A national alliance of traditional owner groups is concerned about the impact of the green economy on Aboriginal-controlled land.
The National Native Title Council responded on Wednesday to a study estimating that, in order for Australia to reach net-zero emissions by 2060, 43 per cent – or 50,000sq km of new renewable energy and transmission infrastructure – would need to be established on lands owned or managed by Indigenous Australians. Those lands are sometimes referred to as the Indigenous estate and include pastoral stations across the north of Australia in Aboriginal hands.
“The scale of clean energy infrastructure on Indigenous estate predicted by the Net Zero Australia study calls for a re-conceptualisation of the role of First Nations in development,” NNTC chief executive Jamie Lowe said.
The expert group, Net Zero Australia, released modelling showing the country needs to triple the capacity of the National Electricity Market by the end of the decade to be on track to reach the target of net zero by 2050.

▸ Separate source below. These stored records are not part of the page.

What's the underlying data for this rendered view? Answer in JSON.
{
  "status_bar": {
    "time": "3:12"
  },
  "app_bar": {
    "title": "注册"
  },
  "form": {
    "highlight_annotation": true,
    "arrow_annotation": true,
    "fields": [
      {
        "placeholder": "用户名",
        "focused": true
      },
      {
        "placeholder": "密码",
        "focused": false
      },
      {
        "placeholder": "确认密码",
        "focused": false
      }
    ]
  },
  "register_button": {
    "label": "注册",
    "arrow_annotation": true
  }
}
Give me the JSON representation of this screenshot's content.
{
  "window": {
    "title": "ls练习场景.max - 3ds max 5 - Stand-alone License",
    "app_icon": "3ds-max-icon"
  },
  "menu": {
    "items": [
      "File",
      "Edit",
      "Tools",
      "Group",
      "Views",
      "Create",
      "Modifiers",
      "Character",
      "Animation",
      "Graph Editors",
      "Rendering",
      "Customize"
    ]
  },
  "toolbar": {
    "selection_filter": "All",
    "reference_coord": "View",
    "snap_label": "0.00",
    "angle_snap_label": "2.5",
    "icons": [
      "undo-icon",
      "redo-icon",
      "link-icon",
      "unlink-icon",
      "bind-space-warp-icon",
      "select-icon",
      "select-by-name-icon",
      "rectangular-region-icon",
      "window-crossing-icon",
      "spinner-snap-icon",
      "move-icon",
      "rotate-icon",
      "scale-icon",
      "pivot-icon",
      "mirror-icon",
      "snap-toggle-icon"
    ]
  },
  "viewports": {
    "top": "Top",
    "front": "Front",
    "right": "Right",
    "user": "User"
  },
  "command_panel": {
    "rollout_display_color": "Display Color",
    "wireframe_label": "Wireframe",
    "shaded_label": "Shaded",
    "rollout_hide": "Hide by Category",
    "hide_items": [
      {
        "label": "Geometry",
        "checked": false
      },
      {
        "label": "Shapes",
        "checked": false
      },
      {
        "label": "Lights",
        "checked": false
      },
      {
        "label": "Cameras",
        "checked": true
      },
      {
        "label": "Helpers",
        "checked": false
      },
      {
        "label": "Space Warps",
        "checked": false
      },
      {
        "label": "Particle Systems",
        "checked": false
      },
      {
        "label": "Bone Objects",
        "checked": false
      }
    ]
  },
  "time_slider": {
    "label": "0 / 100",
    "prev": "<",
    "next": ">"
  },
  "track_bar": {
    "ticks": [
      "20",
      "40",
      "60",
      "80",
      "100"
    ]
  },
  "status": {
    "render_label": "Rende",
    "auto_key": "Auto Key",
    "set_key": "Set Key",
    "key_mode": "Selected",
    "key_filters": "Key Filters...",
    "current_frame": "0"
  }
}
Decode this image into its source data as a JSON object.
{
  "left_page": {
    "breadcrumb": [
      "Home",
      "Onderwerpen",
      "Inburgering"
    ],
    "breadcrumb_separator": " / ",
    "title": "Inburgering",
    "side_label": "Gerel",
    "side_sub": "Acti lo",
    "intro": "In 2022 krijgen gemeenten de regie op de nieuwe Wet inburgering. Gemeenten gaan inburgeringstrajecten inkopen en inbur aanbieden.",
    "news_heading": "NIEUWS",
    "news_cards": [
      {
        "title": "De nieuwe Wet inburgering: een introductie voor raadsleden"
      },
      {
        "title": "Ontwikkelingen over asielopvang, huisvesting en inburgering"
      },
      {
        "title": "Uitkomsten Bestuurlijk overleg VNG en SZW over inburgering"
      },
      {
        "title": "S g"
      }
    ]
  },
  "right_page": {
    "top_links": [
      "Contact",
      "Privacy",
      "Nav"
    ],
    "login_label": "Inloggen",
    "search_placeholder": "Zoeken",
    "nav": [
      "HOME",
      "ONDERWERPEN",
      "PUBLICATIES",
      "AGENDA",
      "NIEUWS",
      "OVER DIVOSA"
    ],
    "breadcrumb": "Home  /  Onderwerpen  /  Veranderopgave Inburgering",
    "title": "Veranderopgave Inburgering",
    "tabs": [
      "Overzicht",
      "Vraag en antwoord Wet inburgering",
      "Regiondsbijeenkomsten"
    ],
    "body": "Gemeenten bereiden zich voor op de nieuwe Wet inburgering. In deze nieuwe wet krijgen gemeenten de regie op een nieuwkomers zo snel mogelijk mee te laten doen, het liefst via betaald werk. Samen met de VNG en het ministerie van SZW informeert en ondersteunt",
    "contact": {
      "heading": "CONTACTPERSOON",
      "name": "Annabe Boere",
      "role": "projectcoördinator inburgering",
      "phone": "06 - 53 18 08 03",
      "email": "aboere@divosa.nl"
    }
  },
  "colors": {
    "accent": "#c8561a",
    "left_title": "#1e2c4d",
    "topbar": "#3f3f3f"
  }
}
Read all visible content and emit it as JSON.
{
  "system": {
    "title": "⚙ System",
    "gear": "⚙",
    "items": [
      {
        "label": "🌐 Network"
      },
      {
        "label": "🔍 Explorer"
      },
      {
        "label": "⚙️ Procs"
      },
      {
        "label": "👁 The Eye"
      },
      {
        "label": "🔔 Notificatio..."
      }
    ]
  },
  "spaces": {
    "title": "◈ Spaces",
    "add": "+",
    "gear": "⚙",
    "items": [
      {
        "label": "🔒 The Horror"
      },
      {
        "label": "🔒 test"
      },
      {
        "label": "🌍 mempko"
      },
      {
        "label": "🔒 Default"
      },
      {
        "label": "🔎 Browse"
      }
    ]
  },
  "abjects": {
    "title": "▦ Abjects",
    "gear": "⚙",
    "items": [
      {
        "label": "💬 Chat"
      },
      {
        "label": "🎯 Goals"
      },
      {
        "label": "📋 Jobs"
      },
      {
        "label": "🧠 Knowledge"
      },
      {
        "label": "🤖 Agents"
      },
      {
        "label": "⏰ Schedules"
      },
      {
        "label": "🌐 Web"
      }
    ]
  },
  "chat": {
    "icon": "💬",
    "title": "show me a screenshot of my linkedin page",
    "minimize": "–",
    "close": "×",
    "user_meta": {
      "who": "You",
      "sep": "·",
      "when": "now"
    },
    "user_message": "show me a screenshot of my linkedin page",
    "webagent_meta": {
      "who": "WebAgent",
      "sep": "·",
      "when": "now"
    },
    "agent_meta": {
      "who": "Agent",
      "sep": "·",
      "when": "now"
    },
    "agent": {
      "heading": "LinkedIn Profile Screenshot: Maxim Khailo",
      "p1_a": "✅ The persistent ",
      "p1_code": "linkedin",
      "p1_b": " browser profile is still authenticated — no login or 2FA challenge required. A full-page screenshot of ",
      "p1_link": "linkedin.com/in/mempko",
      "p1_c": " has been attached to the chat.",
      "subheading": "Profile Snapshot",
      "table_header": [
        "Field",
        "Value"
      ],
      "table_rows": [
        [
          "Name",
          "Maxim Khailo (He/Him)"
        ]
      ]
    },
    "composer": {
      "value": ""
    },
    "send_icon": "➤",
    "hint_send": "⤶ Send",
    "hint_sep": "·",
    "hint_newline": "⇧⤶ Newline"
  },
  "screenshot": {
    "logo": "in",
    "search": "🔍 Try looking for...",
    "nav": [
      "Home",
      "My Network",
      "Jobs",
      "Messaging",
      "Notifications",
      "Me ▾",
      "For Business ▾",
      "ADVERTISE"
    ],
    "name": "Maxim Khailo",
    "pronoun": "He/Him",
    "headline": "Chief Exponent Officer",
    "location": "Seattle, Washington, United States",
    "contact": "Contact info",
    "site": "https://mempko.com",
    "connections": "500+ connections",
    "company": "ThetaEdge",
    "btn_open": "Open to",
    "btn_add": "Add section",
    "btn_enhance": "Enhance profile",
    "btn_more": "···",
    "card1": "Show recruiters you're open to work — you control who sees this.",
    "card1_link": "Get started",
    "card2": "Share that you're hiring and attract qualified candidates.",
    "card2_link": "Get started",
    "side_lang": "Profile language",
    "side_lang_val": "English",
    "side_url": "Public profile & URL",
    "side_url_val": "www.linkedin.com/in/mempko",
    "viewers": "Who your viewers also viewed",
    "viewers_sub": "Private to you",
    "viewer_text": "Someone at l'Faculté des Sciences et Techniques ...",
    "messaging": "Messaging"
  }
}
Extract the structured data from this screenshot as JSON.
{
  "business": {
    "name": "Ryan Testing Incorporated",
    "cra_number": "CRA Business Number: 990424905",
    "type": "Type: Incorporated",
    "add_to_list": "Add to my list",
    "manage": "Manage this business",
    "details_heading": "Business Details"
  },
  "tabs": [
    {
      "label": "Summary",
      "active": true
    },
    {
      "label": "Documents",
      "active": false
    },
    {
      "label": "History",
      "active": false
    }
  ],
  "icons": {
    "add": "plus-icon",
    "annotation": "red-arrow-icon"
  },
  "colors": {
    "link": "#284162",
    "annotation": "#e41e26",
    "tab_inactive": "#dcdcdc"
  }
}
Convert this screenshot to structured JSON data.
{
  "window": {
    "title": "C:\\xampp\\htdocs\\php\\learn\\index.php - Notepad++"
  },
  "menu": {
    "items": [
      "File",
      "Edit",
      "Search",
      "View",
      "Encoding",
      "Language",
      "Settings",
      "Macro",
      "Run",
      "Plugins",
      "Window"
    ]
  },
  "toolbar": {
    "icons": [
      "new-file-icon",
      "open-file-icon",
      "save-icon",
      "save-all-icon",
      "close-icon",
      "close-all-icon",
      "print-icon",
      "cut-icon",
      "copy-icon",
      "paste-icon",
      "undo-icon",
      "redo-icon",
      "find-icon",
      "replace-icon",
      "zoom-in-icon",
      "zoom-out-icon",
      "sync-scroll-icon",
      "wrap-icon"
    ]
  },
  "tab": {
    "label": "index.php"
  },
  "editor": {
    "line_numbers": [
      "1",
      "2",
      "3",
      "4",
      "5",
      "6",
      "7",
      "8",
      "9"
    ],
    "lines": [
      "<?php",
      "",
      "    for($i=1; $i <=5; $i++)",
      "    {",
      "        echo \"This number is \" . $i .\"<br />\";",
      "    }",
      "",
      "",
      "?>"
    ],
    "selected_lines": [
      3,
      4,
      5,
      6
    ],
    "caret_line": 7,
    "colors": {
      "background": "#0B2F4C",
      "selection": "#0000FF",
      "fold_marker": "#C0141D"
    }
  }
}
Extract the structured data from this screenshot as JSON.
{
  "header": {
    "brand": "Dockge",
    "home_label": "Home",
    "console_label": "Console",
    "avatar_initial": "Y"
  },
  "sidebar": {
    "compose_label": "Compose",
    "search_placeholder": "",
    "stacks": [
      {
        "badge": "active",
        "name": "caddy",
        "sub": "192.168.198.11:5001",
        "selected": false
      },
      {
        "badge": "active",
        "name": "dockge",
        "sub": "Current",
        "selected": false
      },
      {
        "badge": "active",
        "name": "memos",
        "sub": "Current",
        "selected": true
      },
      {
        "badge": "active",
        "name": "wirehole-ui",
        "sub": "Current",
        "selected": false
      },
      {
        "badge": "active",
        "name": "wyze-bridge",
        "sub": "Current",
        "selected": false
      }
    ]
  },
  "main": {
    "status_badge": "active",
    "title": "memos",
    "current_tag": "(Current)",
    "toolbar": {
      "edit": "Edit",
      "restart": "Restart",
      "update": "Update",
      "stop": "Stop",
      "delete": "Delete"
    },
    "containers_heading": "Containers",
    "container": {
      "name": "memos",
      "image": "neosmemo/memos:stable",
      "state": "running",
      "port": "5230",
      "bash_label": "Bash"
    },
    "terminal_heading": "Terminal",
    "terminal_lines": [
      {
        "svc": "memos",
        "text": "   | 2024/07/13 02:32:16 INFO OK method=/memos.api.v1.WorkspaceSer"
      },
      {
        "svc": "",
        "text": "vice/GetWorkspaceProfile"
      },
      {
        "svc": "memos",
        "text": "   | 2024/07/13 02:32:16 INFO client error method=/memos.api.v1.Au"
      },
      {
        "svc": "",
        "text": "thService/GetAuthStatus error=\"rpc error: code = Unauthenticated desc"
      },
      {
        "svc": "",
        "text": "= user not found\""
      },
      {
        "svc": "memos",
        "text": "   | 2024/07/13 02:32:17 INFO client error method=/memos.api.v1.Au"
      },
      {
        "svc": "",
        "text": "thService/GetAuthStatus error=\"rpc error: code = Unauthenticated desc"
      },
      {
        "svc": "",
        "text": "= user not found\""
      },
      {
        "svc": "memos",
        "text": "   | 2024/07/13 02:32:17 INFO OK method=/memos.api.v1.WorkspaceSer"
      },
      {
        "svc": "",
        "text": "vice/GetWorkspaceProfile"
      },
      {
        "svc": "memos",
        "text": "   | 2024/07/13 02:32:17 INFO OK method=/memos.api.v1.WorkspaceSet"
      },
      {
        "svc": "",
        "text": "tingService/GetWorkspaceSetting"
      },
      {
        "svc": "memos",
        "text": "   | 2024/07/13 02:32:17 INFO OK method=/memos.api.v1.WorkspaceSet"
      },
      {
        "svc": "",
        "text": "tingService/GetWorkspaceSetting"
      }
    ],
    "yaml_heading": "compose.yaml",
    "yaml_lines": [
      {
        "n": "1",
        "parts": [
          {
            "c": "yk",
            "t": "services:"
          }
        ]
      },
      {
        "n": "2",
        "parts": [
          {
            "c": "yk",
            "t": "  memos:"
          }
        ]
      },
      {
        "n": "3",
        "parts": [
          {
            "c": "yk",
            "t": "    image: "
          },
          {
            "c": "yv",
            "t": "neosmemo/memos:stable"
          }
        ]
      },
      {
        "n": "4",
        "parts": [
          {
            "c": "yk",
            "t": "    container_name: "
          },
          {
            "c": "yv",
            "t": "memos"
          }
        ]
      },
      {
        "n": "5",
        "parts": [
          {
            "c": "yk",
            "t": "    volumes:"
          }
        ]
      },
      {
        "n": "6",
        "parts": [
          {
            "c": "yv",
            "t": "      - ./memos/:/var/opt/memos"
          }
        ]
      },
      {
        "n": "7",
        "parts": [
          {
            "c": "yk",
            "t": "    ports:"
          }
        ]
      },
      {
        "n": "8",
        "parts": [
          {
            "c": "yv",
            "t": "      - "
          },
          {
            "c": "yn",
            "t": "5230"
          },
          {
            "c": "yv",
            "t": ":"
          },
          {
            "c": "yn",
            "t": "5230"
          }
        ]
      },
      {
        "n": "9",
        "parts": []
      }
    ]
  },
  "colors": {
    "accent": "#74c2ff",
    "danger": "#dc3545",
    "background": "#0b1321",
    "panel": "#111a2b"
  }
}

“The mistakes of the resource extraction industry need to be learned from so that First Nations communities share in the benefits of the clean energy transition, including through energy security, community training and job creation, improvement of local services, revenue streams, co-ownership and much more,” Mr Lowe said.
The National Native Title Council supports the First Nations Clean Energy Strategy, which aims to give Aboriginal and Torres Strait Islander people a stake – and jobs – in the country’s energy transformation.